(Component data from apps and pages)
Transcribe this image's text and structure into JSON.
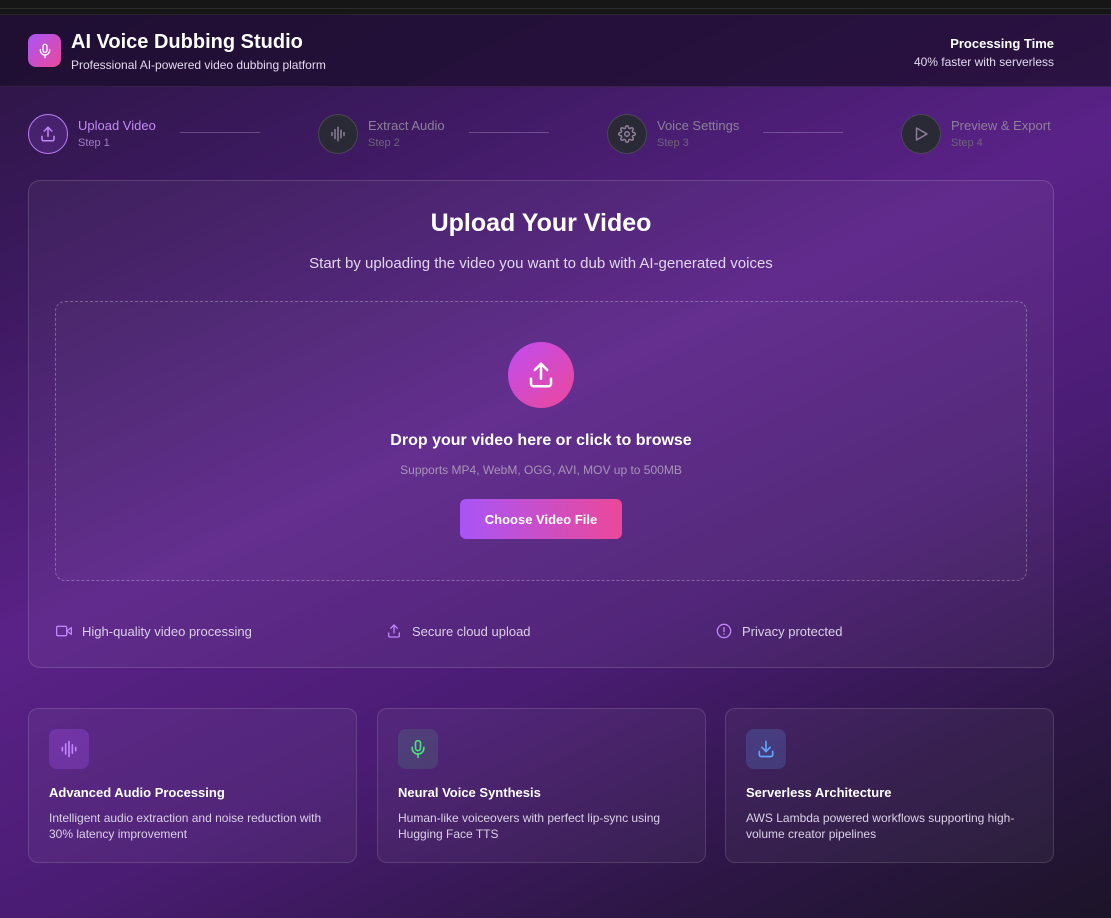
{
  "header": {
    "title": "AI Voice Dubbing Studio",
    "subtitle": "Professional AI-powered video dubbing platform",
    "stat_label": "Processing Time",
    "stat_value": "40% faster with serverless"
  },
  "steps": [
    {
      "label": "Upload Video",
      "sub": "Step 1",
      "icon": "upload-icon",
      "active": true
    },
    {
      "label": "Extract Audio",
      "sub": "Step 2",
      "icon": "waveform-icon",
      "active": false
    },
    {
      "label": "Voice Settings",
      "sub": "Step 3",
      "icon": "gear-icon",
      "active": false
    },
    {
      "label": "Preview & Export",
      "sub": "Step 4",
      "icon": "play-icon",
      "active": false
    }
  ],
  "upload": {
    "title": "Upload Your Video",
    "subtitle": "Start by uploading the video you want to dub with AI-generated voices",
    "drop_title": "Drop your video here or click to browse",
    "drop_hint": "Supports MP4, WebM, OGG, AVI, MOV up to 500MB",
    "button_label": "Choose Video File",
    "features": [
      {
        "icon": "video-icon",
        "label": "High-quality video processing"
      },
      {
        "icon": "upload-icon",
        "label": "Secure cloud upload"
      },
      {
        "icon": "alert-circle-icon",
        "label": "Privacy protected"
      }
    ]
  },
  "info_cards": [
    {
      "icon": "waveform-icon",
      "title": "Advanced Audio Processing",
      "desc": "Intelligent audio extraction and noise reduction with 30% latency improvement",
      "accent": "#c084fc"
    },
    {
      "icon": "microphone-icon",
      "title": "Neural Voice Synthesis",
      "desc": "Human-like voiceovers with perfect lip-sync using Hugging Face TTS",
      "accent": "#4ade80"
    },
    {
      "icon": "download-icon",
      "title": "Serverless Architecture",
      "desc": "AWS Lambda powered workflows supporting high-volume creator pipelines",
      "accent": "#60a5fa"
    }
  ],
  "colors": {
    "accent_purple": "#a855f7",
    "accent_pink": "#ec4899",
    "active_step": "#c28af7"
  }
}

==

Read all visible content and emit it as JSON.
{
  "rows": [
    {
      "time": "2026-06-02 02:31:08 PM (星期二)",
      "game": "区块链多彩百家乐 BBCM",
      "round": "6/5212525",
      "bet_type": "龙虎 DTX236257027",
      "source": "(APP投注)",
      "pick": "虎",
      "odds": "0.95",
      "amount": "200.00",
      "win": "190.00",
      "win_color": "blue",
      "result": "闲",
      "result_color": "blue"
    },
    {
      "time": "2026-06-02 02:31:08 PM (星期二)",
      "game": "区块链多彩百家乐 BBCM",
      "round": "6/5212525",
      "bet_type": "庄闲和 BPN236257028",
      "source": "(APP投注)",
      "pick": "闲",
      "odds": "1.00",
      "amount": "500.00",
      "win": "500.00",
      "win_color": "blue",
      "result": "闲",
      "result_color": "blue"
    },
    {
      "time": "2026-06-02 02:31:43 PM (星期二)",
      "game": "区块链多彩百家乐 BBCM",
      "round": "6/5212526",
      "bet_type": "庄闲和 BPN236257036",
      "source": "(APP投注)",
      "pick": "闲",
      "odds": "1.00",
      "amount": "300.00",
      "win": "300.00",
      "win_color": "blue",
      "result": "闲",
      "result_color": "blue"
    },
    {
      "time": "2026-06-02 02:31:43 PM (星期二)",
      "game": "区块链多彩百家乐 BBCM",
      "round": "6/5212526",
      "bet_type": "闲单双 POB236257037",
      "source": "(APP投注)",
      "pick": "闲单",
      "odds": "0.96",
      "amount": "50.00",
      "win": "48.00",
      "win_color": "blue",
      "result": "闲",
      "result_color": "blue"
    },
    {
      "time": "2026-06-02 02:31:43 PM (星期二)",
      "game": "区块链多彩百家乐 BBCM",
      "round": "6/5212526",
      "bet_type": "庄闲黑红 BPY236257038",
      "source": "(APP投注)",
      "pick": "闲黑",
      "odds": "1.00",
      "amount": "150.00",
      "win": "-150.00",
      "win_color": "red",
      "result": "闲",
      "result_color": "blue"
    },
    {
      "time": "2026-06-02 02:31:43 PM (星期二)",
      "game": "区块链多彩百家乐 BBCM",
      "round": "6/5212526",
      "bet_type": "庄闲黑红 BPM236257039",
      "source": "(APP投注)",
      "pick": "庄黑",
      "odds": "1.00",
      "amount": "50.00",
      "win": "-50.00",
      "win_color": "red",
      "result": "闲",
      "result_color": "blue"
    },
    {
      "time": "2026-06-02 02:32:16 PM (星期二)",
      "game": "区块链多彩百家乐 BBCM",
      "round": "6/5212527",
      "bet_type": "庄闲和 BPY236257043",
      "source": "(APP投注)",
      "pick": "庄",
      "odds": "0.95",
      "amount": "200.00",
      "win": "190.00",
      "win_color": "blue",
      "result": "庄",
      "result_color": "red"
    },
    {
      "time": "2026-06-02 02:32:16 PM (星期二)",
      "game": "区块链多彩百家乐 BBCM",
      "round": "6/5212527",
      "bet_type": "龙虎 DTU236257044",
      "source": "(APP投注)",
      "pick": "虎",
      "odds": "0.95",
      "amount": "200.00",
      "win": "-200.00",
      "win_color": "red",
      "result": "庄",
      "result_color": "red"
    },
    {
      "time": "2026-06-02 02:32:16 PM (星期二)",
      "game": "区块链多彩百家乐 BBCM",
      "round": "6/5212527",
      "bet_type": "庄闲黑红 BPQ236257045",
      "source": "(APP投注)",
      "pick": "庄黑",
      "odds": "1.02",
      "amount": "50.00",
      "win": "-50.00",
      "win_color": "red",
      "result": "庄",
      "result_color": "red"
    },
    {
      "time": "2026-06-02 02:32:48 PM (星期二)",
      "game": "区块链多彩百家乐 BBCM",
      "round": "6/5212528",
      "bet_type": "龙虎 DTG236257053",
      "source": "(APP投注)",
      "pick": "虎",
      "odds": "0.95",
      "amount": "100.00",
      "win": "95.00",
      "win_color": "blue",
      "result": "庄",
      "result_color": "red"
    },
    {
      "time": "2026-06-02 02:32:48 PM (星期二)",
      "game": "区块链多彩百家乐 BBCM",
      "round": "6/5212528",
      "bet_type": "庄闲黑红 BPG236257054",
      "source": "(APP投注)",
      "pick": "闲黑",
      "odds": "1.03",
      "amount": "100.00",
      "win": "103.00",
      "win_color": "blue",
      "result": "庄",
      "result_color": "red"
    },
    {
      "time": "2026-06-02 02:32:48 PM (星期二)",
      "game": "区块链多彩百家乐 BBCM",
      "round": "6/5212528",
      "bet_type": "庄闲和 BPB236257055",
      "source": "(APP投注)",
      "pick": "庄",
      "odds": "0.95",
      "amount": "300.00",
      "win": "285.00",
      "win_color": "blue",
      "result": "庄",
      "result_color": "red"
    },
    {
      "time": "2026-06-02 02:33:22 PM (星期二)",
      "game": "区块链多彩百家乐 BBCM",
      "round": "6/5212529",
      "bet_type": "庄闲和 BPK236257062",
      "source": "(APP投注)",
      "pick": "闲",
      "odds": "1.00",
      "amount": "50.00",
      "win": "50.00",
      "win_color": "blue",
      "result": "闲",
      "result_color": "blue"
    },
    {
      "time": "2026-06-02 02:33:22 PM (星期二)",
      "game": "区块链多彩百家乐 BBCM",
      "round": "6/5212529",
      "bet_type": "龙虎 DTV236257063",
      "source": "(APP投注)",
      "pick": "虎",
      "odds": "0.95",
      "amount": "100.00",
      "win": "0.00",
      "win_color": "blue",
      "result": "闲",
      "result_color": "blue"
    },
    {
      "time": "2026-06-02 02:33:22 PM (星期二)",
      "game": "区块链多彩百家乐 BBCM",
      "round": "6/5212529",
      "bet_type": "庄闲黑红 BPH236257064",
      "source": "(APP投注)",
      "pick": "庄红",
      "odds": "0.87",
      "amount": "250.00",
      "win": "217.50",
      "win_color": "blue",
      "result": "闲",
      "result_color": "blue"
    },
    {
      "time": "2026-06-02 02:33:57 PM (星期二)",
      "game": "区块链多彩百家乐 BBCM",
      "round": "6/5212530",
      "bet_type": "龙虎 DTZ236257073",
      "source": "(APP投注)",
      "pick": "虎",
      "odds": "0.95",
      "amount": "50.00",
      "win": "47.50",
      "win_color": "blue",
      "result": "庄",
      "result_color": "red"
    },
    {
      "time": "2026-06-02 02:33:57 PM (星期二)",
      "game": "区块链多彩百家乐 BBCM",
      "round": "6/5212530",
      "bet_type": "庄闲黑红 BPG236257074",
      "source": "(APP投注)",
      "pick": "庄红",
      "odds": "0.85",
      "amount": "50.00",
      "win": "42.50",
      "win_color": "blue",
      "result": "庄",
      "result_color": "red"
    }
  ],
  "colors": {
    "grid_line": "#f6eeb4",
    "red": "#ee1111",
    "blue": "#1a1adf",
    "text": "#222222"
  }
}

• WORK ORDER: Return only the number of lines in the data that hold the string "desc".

• SOLUTION FOR THIS EXERCISE: 3